### EXCERPTED DATA
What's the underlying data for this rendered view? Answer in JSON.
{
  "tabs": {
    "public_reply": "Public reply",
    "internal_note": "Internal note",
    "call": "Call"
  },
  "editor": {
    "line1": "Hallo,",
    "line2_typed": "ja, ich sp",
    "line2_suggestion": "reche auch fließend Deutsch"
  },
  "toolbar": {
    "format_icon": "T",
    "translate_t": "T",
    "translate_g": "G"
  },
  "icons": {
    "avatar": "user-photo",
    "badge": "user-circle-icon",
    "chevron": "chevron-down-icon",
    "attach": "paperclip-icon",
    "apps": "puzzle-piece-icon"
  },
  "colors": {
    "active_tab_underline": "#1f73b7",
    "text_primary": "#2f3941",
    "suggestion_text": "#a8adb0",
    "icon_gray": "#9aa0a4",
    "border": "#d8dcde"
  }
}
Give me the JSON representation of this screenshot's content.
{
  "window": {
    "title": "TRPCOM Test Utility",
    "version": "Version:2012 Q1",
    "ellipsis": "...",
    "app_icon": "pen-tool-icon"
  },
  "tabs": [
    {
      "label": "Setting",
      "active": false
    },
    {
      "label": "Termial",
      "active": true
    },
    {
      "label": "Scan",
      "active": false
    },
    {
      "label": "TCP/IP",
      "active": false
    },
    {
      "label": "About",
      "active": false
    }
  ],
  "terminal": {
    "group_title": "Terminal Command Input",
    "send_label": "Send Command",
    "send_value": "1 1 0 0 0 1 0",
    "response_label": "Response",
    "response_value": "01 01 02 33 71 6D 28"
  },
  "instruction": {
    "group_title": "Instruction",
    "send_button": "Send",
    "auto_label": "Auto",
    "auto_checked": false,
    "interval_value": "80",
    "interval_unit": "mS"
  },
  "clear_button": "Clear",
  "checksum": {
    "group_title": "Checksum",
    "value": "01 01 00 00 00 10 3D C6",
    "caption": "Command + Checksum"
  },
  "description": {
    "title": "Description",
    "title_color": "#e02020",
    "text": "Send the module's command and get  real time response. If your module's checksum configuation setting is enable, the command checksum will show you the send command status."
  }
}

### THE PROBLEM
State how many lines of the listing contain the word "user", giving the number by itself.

### EXERCISE RESULT
2